I almost quit after that first practice, but thankfully, I didn’t. I am forever grateful that I sucked it up and pushed through it. It did get easier and after hitting my stride, so to speak, I came to realize that I was actually pretty good. In fact, I qualified for the state championships in the 800-meter run during my junior and senior years in high school. Winning races wasn’t the only benefit of running, though. It also helped me develop friendships and grow my self-esteem during the sometimes difficult years of my teenage life. Great memories were created during my time on the track team. I was totally hooked.
It is difficult to explain the love I have for running. For some people, running is only a means to an end. It is simply a method of getting into better shape or hitting that goal of completing a marathon. For them, running is not done purely for the love of running. I admit, there are things that I do not enjoy about this activity; like running in the pouring rain when my sneakers get so wet they literally squish out streams of water with every step I take, or running (slipping) on snowy, icy roads in the middle of a freezing New England winter. I especially don’t enjoy being chased by drooling, vicious teeth that are attached to otherwise cute dogs. However, I DO love the smell of wood smoke in the crisp autumn air as I kick up the colorful leaves along my route, the meditative state I get into while running and the happy, contented feeling that comes over me afterward (endorphins rock!), and I especially enjoy the unique camaraderie that runners have, even if we’ve never met.

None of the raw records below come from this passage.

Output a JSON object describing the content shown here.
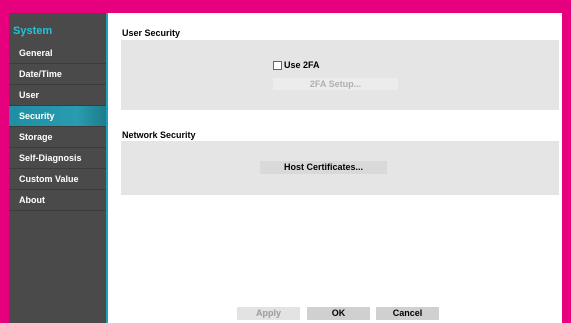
{
  "sidebar": {
    "title": "System",
    "items": [
      {
        "label": "General"
      },
      {
        "label": "Date/Time"
      },
      {
        "label": "User"
      },
      {
        "label": "Security"
      },
      {
        "label": "Storage"
      },
      {
        "label": "Self-Diagnosis"
      },
      {
        "label": "Custom Value"
      },
      {
        "label": "About"
      }
    ],
    "active_item": "Security"
  },
  "user_security": {
    "title": "User Security",
    "use_2fa_label": "Use 2FA",
    "use_2fa_checked": false,
    "setup_button": "2FA Setup..."
  },
  "network_security": {
    "title": "Network Security",
    "certificates_button": "Host Certificates..."
  },
  "footer": {
    "apply": "Apply",
    "ok": "OK",
    "cancel": "Cancel"
  },
  "colors": {
    "frame": "#e6007e",
    "accent": "#1ea1b7",
    "sidebar_bg": "#4a4a4a"
  }
}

This sport of placing one foot in front of the other for extended periods of time may not be for everyone, but it holds great value for me. It is a constant in my life. Even when I’ve had to take a break to recover from injuries or surgeries, running has always called me back and I have always answered. It is a grounding force that holds me together when life gets crazy. It is true love. That is why I run.